Interface dataset entries:
----------------------------------------

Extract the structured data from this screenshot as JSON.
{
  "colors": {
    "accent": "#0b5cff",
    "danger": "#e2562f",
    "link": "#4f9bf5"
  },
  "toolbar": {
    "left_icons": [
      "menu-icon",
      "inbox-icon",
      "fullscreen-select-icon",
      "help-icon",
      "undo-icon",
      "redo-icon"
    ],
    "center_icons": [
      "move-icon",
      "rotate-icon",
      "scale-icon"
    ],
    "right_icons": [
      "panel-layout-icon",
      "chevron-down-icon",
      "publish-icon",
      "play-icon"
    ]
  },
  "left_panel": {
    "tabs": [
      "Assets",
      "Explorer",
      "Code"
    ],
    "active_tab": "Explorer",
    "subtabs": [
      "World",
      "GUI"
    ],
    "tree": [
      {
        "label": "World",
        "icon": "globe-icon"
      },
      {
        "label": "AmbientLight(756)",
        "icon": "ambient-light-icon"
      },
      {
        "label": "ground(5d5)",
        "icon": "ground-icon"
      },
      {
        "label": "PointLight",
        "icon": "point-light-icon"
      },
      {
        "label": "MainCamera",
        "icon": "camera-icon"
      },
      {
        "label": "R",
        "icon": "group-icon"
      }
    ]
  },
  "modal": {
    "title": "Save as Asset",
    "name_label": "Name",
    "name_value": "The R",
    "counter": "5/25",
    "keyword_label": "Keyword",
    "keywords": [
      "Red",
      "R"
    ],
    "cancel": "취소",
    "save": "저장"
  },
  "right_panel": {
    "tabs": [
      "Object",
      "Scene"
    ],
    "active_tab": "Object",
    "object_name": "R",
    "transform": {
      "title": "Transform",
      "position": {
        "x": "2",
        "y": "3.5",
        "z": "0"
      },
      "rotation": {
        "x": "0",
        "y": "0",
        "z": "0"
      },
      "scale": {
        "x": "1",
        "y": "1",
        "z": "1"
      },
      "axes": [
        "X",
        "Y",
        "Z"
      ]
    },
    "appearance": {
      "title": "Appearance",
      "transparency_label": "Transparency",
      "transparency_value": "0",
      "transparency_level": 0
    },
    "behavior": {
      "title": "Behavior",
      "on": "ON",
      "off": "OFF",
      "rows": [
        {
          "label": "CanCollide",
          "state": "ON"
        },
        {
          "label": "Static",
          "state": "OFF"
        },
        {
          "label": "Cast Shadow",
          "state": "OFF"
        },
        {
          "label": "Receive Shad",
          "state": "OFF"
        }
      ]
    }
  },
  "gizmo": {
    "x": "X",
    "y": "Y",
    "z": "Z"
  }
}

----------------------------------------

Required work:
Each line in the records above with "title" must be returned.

Exercise result:
    "title": "Save as Asset",
      "title": "Transform",
      "title": "Appearance",
      "title": "Behavior",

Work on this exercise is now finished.